Brad Palmer, WSIU Radio
One of the new Amtrak locomotives at the Carbondale station on Nov. 15, 2017.

Amtrak and the Illinois Department of Transportation showed off one of its new locomotives at the Carbondale station Wednesday.

Illinois has received 12 of the 44-hundred horsepower diesel-electric locomotives  that are also being put on routes in Missouri, Michigan and Wisconsin.
Amtrak spokesman Marc Magliari says they are the first step to improve the customer experience  on what is being called Amtrak Midwest .
"We've replaced the locomotives on the Illini and the Saluki. In the next three years, we'll be replacing these rail cars with all new ones because the states have gotten together, attracted federal funds and have gotten that done to improve the quality of service."
Illinois Department of Transportation passenger rail marketing manager Scott Speegle says the new locomotives are faster, operating at speeds of up to 125 miles an hour.
"It will help in terms of getting in and out of stations as quickly as possible as trains have to stop. Hopefully we'll see improvement in on-time performance."

Speegle says the new fleet is safer, cleaner, faster, not to mention quieter.

"Obviously is better for towns as trains are going through. There is less train noise. It's better for passengers as they're on the train."

Magliari says they're also more environmentally friendly.

"They're fully compliant with the current EPA regulations. The old locomotives weren't. So, if you live along the tracks and you might never ride Amtrak, you're going to benefit from us putting these new locomotives in service here."

Carbondale City Manager Gary Williams says  Amtrak is a great asset to the town.

"We're just happy with any upgrades that the state has done; Amtrak has done to make the service more reliable, more efficient.  This is a huge improvement. It's a beautiful locomotive. It's more energy efficient."

The 33 new locomotives cost 216 million dollars.
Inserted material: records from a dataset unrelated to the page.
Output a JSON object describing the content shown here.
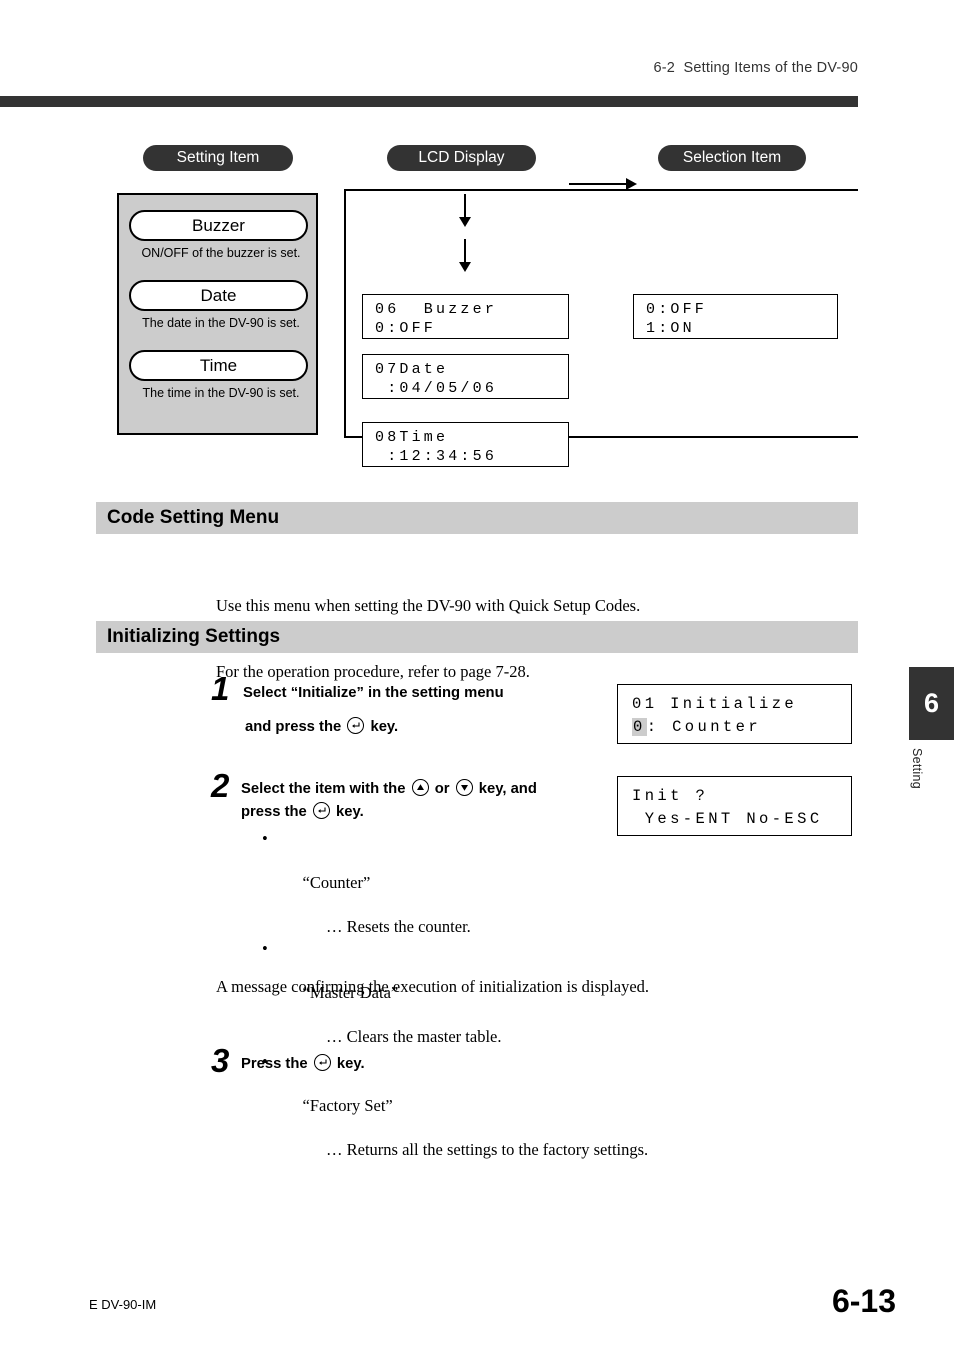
{
  "header": {
    "title": "6-2  Setting Items of the DV-90"
  },
  "diagram": {
    "column_labels": {
      "setting_item": "Setting Item",
      "lcd_display": "LCD Display",
      "selection_item": "Selection Item"
    },
    "setting_items": [
      {
        "name": "Buzzer",
        "description": "ON/OFF of the buzzer is set."
      },
      {
        "name": "Date",
        "description": "The date in the DV-90 is set."
      },
      {
        "name": "Time",
        "description": "The time in the DV-90 is set."
      }
    ],
    "lcd_screens": [
      {
        "line1": "06  Buzzer",
        "line2": "0:OFF"
      },
      {
        "line1": "07Date",
        "line2": " :04/05/06"
      },
      {
        "line1": "08Time",
        "line2": " :12:34:56"
      }
    ],
    "selection_screen": {
      "line1": "0:OFF",
      "line2": "1:ON"
    }
  },
  "code_setting_menu": {
    "heading": "Code Setting Menu",
    "paragraph_line1": "Use this menu when setting the DV-90 with Quick Setup Codes.",
    "paragraph_line2": "For the operation procedure, refer to page 7-28."
  },
  "initializing_settings": {
    "heading": "Initializing Settings",
    "steps": [
      {
        "number": "1",
        "line1": "Select “Initialize” in the setting menu",
        "line2_before": "and press the",
        "line2_after": "key."
      },
      {
        "number": "2",
        "line1_before": "Select the item with the",
        "line1_mid": "or",
        "line1_after": "key, and",
        "line2_before": "press the",
        "line2_after": "key."
      },
      {
        "number": "3",
        "line1_before": "Press the",
        "line1_after": "key."
      }
    ],
    "bullets": [
      {
        "bullet": "•",
        "term": "“Counter”",
        "description": "… Resets the counter."
      },
      {
        "bullet": "•",
        "term": "“Master Data”",
        "description": "… Clears the master table."
      },
      {
        "bullet": "•",
        "term": "“Factory Set”",
        "description": "… Returns all the settings to the factory settings."
      }
    ],
    "confirmation_paragraph": "A message confirming the execution of initialization is displayed.",
    "step_lcd_1": {
      "line1": "01 Initialize",
      "cursor": "0",
      "line2_rest": ": Counter"
    },
    "step_lcd_2": {
      "line1": "Init ?",
      "line2": " Yes-ENT No-ESC"
    }
  },
  "icons": {
    "enter_key": "enter-key-icon",
    "up_key": "up-arrow-key-icon",
    "down_key": "down-arrow-key-icon"
  },
  "thumb_tab": {
    "chapter": "6",
    "label": "Setting"
  },
  "footer": {
    "left": "E DV-90-IM",
    "page": "6-13"
  },
  "colors": {
    "dark": "#333333",
    "gray_bar": "#cccccc",
    "cursor": "#cccccc"
  }
}
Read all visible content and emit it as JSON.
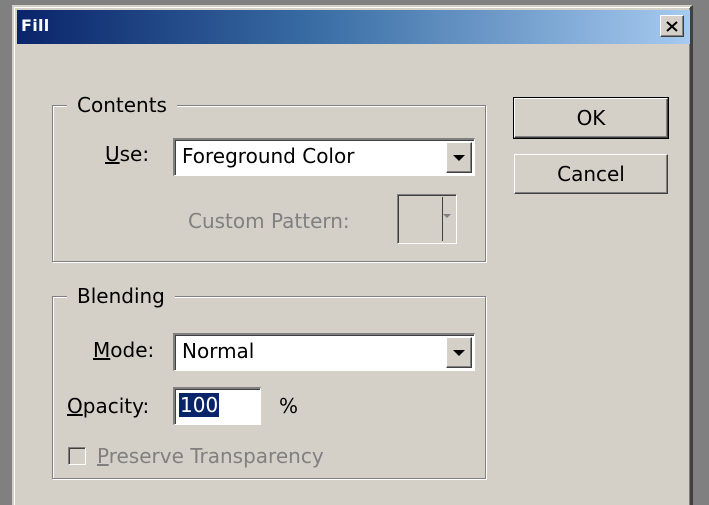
{
  "dialog": {
    "title": "Fill",
    "close_icon": "close-icon"
  },
  "contents": {
    "legend": "Contents",
    "use_label_accel": "U",
    "use_label_rest": "se:",
    "use_value": "Foreground Color",
    "custom_pattern_label": "Custom Pattern:"
  },
  "blending": {
    "legend": "Blending",
    "mode_label_accel": "M",
    "mode_label_rest": "ode:",
    "mode_value": "Normal",
    "opacity_label_accel": "O",
    "opacity_label_rest": "pacity:",
    "opacity_value": "100",
    "opacity_unit": "%",
    "preserve_label_accel": "P",
    "preserve_label_rest": "reserve Transparency",
    "preserve_checked": false
  },
  "buttons": {
    "ok": "OK",
    "cancel": "Cancel"
  },
  "colors": {
    "title_start": "#0a246a",
    "title_end": "#a6caf0",
    "face": "#d4d0c8",
    "disabled_text": "#808080",
    "selection": "#0a246a"
  }
}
Speegle says the majority of that cost was funded through a federal grant.  He says Illinois, Missouri, Michigan and Wisconsin shared the cost.